Element data from apps and pages:
━━━━━━━━━━━━━━━━━━━━
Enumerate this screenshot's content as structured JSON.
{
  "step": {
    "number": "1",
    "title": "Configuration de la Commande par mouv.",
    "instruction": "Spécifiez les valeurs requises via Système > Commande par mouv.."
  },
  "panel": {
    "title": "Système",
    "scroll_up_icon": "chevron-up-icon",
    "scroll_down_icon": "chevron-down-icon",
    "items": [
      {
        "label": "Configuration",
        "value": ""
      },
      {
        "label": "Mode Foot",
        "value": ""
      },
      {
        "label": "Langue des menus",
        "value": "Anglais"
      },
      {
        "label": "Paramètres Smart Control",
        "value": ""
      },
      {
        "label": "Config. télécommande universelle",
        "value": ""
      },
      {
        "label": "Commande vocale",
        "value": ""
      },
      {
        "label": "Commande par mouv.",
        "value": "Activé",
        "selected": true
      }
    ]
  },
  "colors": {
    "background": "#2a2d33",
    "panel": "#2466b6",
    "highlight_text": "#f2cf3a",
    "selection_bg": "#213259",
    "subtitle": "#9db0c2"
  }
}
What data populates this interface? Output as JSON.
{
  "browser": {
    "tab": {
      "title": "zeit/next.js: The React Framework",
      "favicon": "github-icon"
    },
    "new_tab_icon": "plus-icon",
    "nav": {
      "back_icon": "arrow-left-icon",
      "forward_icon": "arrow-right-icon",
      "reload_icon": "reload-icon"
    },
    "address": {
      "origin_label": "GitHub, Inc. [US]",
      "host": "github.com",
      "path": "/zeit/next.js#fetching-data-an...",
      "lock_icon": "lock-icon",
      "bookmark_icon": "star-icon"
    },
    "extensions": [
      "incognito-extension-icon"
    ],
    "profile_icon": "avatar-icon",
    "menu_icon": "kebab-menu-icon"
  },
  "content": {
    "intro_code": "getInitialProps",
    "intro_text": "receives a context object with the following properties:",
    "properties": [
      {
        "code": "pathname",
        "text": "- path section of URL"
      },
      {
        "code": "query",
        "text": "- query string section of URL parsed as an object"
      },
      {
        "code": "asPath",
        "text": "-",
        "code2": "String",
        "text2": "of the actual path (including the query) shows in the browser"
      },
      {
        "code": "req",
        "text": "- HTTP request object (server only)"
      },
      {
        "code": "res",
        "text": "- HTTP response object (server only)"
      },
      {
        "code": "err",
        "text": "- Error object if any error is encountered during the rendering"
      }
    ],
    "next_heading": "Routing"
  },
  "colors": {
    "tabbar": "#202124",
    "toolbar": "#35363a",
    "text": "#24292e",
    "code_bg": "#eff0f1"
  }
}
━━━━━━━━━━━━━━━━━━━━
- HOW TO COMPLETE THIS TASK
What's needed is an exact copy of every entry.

- PROBLEM SOLUTION
Enumerate this screenshot's content as structured JSON.
{
  "step": {
    "number": "1",
    "title": "Configuration de la Commande par mouv.",
    "instruction": "Spécifiez les valeurs requises via Système > Commande par mouv.."
  },
  "panel": {
    "title": "Système",
    "scroll_up_icon": "chevron-up-icon",
    "scroll_down_icon": "chevron-down-icon",
    "items": [
      {
        "label": "Configuration",
        "value": ""
      },
      {
        "label": "Mode Foot",
        "value": ""
      },
      {
        "label": "Langue des menus",
        "value": "Anglais"
      },
      {
        "label": "Paramètres Smart Control",
        "value": ""
      },
      {
        "label": "Config. télécommande universelle",
        "value": ""
      },
      {
        "label": "Commande vocale",
        "value": ""
      },
      {
        "label": "Commande par mouv.",
        "value": "Activé",
        "selected": true
      }
    ]
  },
  "colors": {
    "background": "#2a2d33",
    "panel": "#2466b6",
    "highlight_text": "#f2cf3a",
    "selection_bg": "#213259",
    "subtitle": "#9db0c2"
  }
}
What data populates this interface? Output as JSON.
{
  "browser": {
    "tab": {
      "title": "zeit/next.js: The React Framework",
      "favicon": "github-icon"
    },
    "new_tab_icon": "plus-icon",
    "nav": {
      "back_icon": "arrow-left-icon",
      "forward_icon": "arrow-right-icon",
      "reload_icon": "reload-icon"
    },
    "address": {
      "origin_label": "GitHub, Inc. [US]",
      "host": "github.com",
      "path": "/zeit/next.js#fetching-data-an...",
      "lock_icon": "lock-icon",
      "bookmark_icon": "star-icon"
    },
    "extensions": [
      "incognito-extension-icon"
    ],
    "profile_icon": "avatar-icon",
    "menu_icon": "kebab-menu-icon"
  },
  "content": {
    "intro_code": "getInitialProps",
    "intro_text": "receives a context object with the following properties:",
    "properties": [
      {
        "code": "pathname",
        "text": "- path section of URL"
      },
      {
        "code": "query",
        "text": "- query string section of URL parsed as an object"
      },
      {
        "code": "asPath",
        "text": "-",
        "code2": "String",
        "text2": "of the actual path (including the query) shows in the browser"
      },
      {
        "code": "req",
        "text": "- HTTP request object (server only)"
      },
      {
        "code": "res",
        "text": "- HTTP response object (server only)"
      },
      {
        "code": "err",
        "text": "- Error object if any error is encountered during the rendering"
      }
    ],
    "next_heading": "Routing"
  },
  "colors": {
    "tabbar": "#202124",
    "toolbar": "#35363a",
    "text": "#24292e",
    "code_bg": "#eff0f1"
  }
}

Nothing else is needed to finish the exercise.